Read here DHS full response to the lawsuit, but one of the many reasons it lists why the PASSE program should not be delayed:
“DHS will demonstrate that approximately $1 billion will go to the PASSEs annually in global payments. The proceeds from the premium tax, 2.5%, are expected to generate approximately $25 million dollars each year, which may then be used to pull down federal matching funds. Arkansas’s current federal match rate is 70.51%, which means for every thirty cents the state puts into the program, the federal government puts in seventy cents. The simple math demonstrates that the $25 million in premium taxes will generate approximately $85 million in available spending annually. To break it down further, every day of additional delay will result in approximately $232,000 lost, or $1.63 million per week, or $7.08 million per month.”
Plaintiffs argued that the PASSEs are not ready, that clients had not even received their PASSE insurance cards, that billing plans were insufficient, while the state argued that evidence shows it is ready to move forward.
What do you think?
Reaction by affected families and providers to the lawsuit was mixed in MSL’s social media group. Many families wished to see the program stopped, but a few said they were ready to see it move forward.
“I have heard about the lawsuit about PASSE. They may not be starting on March 1st. The date seems to be getting moved further and further away. Every time we get used to the idea the date changes. If we have to make the change, let’s do it sooner than later.”
“If they are not prepared. I say move the date. Any large change in a program takes time to implement safely. Change should be slow… to insure quality.”
Make sure you join the group to let us know what you think!
What can you do now?
If you are affected by the PASSE, make sure you email Disability Rights Arkansas if you’re seeing problems with the PASSE. If they want to revisit this complaint, they will need a lot of proof to stop the PASSE program. Email TNichols@disabilityrightsar.org.
Also, keep these numbers handy. Make your complaints to the Ombudsman 1-844-843-7351, and send an email with your issues to PASSEOmbudsmanOffice@dhs.arkansas.gov.
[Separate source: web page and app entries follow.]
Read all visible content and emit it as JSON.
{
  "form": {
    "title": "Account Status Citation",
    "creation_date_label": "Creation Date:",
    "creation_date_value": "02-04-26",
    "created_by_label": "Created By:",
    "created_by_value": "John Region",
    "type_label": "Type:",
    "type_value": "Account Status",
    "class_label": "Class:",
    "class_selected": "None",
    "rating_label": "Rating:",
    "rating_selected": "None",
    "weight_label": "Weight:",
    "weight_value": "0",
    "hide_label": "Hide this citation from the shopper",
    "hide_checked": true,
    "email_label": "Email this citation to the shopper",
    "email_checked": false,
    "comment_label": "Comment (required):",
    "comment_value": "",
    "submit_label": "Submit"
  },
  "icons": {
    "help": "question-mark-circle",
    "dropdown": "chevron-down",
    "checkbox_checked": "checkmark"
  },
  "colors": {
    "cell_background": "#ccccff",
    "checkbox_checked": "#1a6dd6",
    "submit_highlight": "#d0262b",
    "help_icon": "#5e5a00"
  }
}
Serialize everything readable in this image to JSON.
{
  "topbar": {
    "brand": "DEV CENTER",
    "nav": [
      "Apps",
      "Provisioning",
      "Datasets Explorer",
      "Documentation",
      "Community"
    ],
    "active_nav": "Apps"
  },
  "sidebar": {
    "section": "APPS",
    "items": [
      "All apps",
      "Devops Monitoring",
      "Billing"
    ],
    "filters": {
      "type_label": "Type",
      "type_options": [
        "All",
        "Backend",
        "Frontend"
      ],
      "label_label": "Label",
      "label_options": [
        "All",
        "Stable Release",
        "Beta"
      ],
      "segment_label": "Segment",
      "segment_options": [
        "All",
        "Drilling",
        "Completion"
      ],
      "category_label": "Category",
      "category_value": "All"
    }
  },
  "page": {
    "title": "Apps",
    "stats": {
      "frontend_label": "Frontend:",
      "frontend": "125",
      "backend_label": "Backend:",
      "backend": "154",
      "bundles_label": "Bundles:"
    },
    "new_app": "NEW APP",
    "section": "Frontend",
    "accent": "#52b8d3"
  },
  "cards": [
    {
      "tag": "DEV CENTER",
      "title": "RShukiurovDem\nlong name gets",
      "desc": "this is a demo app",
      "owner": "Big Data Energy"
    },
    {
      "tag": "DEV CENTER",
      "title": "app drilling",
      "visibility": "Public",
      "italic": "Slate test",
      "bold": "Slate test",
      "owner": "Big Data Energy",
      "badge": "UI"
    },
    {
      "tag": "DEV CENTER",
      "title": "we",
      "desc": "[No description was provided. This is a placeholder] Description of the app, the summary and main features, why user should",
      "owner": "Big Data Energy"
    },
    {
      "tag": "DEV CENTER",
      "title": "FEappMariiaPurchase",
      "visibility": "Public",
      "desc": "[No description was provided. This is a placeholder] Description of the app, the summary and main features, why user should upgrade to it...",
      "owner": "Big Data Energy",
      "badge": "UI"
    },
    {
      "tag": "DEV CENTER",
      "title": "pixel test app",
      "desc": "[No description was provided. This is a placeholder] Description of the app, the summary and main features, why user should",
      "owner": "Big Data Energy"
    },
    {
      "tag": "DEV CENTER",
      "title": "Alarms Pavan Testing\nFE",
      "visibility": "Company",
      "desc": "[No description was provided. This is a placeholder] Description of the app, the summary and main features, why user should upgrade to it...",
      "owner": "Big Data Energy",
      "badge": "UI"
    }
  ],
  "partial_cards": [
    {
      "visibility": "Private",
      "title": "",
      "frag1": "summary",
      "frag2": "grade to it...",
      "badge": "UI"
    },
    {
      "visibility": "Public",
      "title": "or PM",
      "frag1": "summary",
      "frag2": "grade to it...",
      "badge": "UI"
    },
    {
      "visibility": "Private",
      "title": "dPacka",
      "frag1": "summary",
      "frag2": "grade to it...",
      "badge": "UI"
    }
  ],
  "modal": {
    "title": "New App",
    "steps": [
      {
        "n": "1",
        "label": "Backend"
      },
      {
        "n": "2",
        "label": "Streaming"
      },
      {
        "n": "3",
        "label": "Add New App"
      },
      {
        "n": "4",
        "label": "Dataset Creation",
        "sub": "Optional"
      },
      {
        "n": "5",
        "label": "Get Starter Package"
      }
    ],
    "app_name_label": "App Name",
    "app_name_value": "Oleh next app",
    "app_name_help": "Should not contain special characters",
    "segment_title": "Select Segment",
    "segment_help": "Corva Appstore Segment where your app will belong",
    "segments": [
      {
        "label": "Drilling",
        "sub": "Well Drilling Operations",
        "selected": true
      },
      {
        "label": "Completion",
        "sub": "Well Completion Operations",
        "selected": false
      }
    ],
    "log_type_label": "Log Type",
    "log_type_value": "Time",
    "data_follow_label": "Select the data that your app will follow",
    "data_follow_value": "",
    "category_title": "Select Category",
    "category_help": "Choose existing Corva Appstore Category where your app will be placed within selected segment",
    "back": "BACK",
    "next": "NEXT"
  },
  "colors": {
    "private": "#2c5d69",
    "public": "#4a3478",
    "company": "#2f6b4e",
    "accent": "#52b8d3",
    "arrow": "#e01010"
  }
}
They have to log them. Most emails and records like this can be subject to requests and investigation, so get them on the record.